◆ Work to be completed: Output all records exactly, with no images.

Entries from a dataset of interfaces
*** Begin section ***
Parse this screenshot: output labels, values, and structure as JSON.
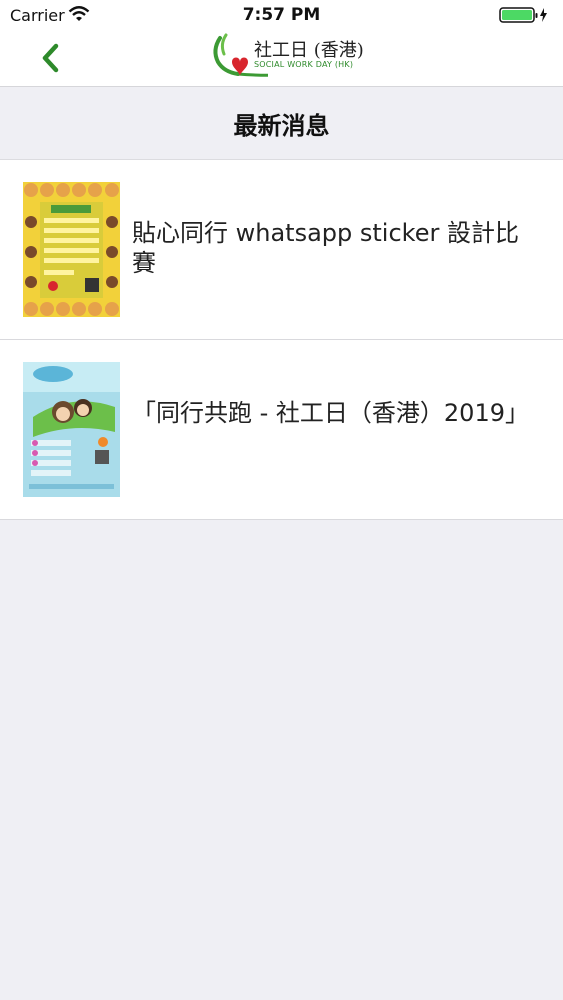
{
  "status_bar": {
    "carrier": "Carrier",
    "time": "7:57 PM"
  },
  "nav": {
    "logo_title": "社工日 (香港)",
    "logo_subtitle": "SOCIAL WORK DAY (HK)"
  },
  "section": {
    "title": "最新消息"
  },
  "news": [
    {
      "title": "貼心同行 whatsapp sticker 設計比賽"
    },
    {
      "title": "「同行共跑 - 社工日（香港）2019」"
    }
  ],
  "colors": {
    "brand_green": "#2e8a2b",
    "heart_red": "#d8262e",
    "background": "#efeff4"
  }
}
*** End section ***
◆ Result for this task:
Parse this screenshot: output labels, values, and structure as JSON.
{
  "status_bar": {
    "carrier": "Carrier",
    "time": "7:57 PM"
  },
  "nav": {
    "logo_title": "社工日 (香港)",
    "logo_subtitle": "SOCIAL WORK DAY (HK)"
  },
  "section": {
    "title": "最新消息"
  },
  "news": [
    {
      "title": "貼心同行 whatsapp sticker 設計比賽"
    },
    {
      "title": "「同行共跑 - 社工日（香港）2019」"
    }
  ],
  "colors": {
    "brand_green": "#2e8a2b",
    "heart_red": "#d8262e",
    "background": "#efeff4"
  }
}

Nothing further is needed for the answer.